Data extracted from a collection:
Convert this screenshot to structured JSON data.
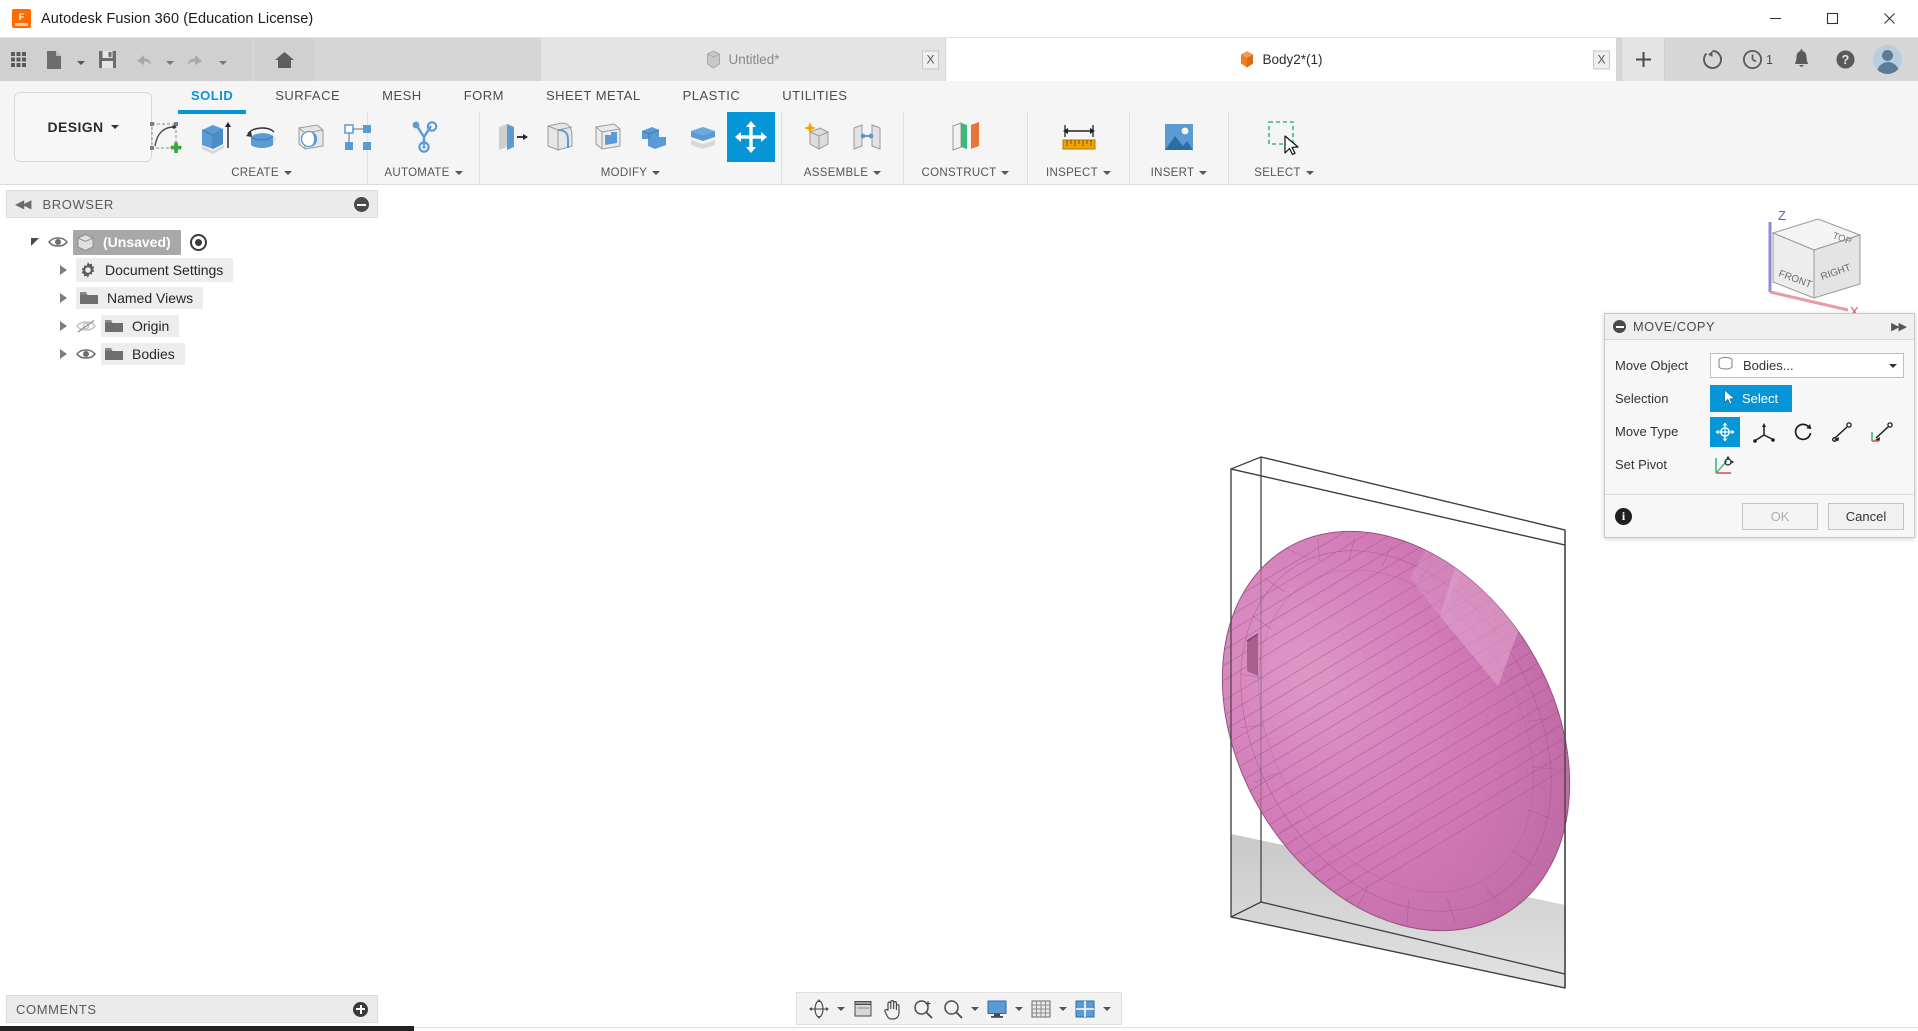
{
  "window": {
    "title": "Autodesk Fusion 360 (Education License)",
    "app_icon": "fusion-logo-icon",
    "minimize_label": "—",
    "maximize_label": "□",
    "close_label": "✕"
  },
  "quick_access": {
    "grid_label": "app-grid-icon",
    "new_label": "new-document-icon",
    "save_label": "save-icon",
    "undo_label": "undo-icon",
    "redo_label": "redo-icon",
    "home_label": "home-icon"
  },
  "tabs": [
    {
      "label": "Untitled*",
      "icon": "document-icon",
      "active": false,
      "close": "X"
    },
    {
      "label": "Body2*(1)",
      "icon": "body-icon",
      "active": true,
      "close": "X"
    }
  ],
  "tab_add_label": "+",
  "account": {
    "share_icon": "share-icon",
    "recent_icon": "clock-icon",
    "recent_count": "1",
    "notifications_icon": "bell-icon",
    "help_icon": "help-icon",
    "avatar_icon": "user-avatar"
  },
  "ribbon": {
    "workspace_button": "DESIGN",
    "tabs": [
      {
        "label": "SOLID",
        "active": true
      },
      {
        "label": "SURFACE",
        "active": false
      },
      {
        "label": "MESH",
        "active": false
      },
      {
        "label": "FORM",
        "active": false
      },
      {
        "label": "SHEET METAL",
        "active": false
      },
      {
        "label": "PLASTIC",
        "active": false
      },
      {
        "label": "UTILITIES",
        "active": false
      }
    ],
    "panels": [
      {
        "label": "CREATE",
        "has_dropdown": true,
        "tools": [
          {
            "name": "create-sketch-icon",
            "selected": false
          },
          {
            "name": "extrude-icon",
            "selected": false
          },
          {
            "name": "revolve-icon",
            "selected": false
          },
          {
            "name": "sphere-icon",
            "selected": false
          },
          {
            "name": "pattern-icon",
            "selected": false
          }
        ]
      },
      {
        "label": "AUTOMATE",
        "has_dropdown": true,
        "tools": [
          {
            "name": "automated-modeling-icon",
            "selected": false
          }
        ]
      },
      {
        "label": "MODIFY",
        "has_dropdown": true,
        "tools": [
          {
            "name": "press-pull-icon",
            "selected": false
          },
          {
            "name": "fillet-icon",
            "selected": false
          },
          {
            "name": "shell-icon",
            "selected": false
          },
          {
            "name": "combine-icon",
            "selected": false
          },
          {
            "name": "offset-face-icon",
            "selected": false
          },
          {
            "name": "move-copy-icon",
            "selected": true
          }
        ]
      },
      {
        "label": "ASSEMBLE",
        "has_dropdown": true,
        "tools": [
          {
            "name": "new-component-icon",
            "selected": false
          },
          {
            "name": "joint-icon",
            "selected": false
          }
        ]
      },
      {
        "label": "CONSTRUCT",
        "has_dropdown": true,
        "tools": [
          {
            "name": "offset-plane-icon",
            "selected": false
          }
        ]
      },
      {
        "label": "INSPECT",
        "has_dropdown": true,
        "tools": [
          {
            "name": "measure-icon",
            "selected": false
          }
        ]
      },
      {
        "label": "INSERT",
        "has_dropdown": true,
        "tools": [
          {
            "name": "insert-canvas-icon",
            "selected": false
          }
        ]
      },
      {
        "label": "SELECT",
        "has_dropdown": true,
        "tools": [
          {
            "name": "window-selection-icon",
            "selected": false
          }
        ]
      }
    ]
  },
  "browser": {
    "header_label": "BROWSER",
    "collapse_icon": "collapse-left-icon",
    "minimize_icon": "minus-circle-icon",
    "tree": [
      {
        "label": "(Unsaved)",
        "icon": "document-icon",
        "expanded": true,
        "visible": true,
        "selected": true,
        "has_radio": true,
        "indent": 0
      },
      {
        "label": "Document Settings",
        "icon": "gear-icon",
        "expanded": false,
        "visible": null,
        "selected": false,
        "has_radio": false,
        "indent": 1
      },
      {
        "label": "Named Views",
        "icon": "folder-icon",
        "expanded": false,
        "visible": null,
        "selected": false,
        "has_radio": false,
        "indent": 1
      },
      {
        "label": "Origin",
        "icon": "folder-icon",
        "expanded": false,
        "visible": false,
        "selected": false,
        "has_radio": false,
        "indent": 1
      },
      {
        "label": "Bodies",
        "icon": "folder-icon",
        "expanded": false,
        "visible": true,
        "selected": false,
        "has_radio": false,
        "indent": 1
      }
    ]
  },
  "viewcube": {
    "face_top": "TOP",
    "face_front": "FRONT",
    "face_right": "RIGHT",
    "axis_z": "Z",
    "axis_x": "X",
    "axis_z_color": "#6f6fe0",
    "axis_x_color": "#e07a8a"
  },
  "model": {
    "body_color": "#d27ab8",
    "body_edge_color": "#8a4f77",
    "bounding_box_color": "#4a4a4a",
    "shadow_color": "#d5d5d5",
    "description": "mesh ellipsoid body inside a bounding box"
  },
  "dialog": {
    "title": "MOVE/COPY",
    "collapse_icon": "minus-circle-icon",
    "expand_icon": "double-chevron-right-icon",
    "rows": {
      "move_object_label": "Move Object",
      "move_object_value": "Bodies...",
      "move_object_icon": "bodies-icon",
      "selection_label": "Selection",
      "selection_button": "Select",
      "selection_icon": "cursor-arrow-icon",
      "move_type_label": "Move Type",
      "set_pivot_label": "Set Pivot"
    },
    "move_types": [
      {
        "name": "free-move-icon",
        "selected": true
      },
      {
        "name": "translate-xyz-icon",
        "selected": false
      },
      {
        "name": "rotate-icon",
        "selected": false
      },
      {
        "name": "point-to-point-icon",
        "selected": false
      },
      {
        "name": "point-to-position-icon",
        "selected": false
      }
    ],
    "set_pivot_icon": "set-pivot-icon",
    "info_icon": "info-icon",
    "ok_label": "OK",
    "ok_enabled": false,
    "cancel_label": "Cancel",
    "accent_color": "#0696d7"
  },
  "comments": {
    "label": "COMMENTS",
    "add_icon": "plus-circle-icon"
  },
  "navbar": [
    {
      "name": "orbit-icon",
      "has_caret": true
    },
    {
      "name": "look-at-icon",
      "has_caret": false
    },
    {
      "name": "pan-icon",
      "has_caret": false
    },
    {
      "name": "zoom-in-icon",
      "has_caret": false
    },
    {
      "name": "zoom-icon",
      "has_caret": true
    },
    {
      "name": "display-settings-icon",
      "has_caret": true
    },
    {
      "name": "grid-snaps-icon",
      "has_caret": true
    },
    {
      "name": "viewports-icon",
      "has_caret": true
    }
  ]
}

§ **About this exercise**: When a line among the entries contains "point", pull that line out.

§ **Finished exercise**:
        "name": "point-to-point-icon",
        "name": "point-to-position-icon",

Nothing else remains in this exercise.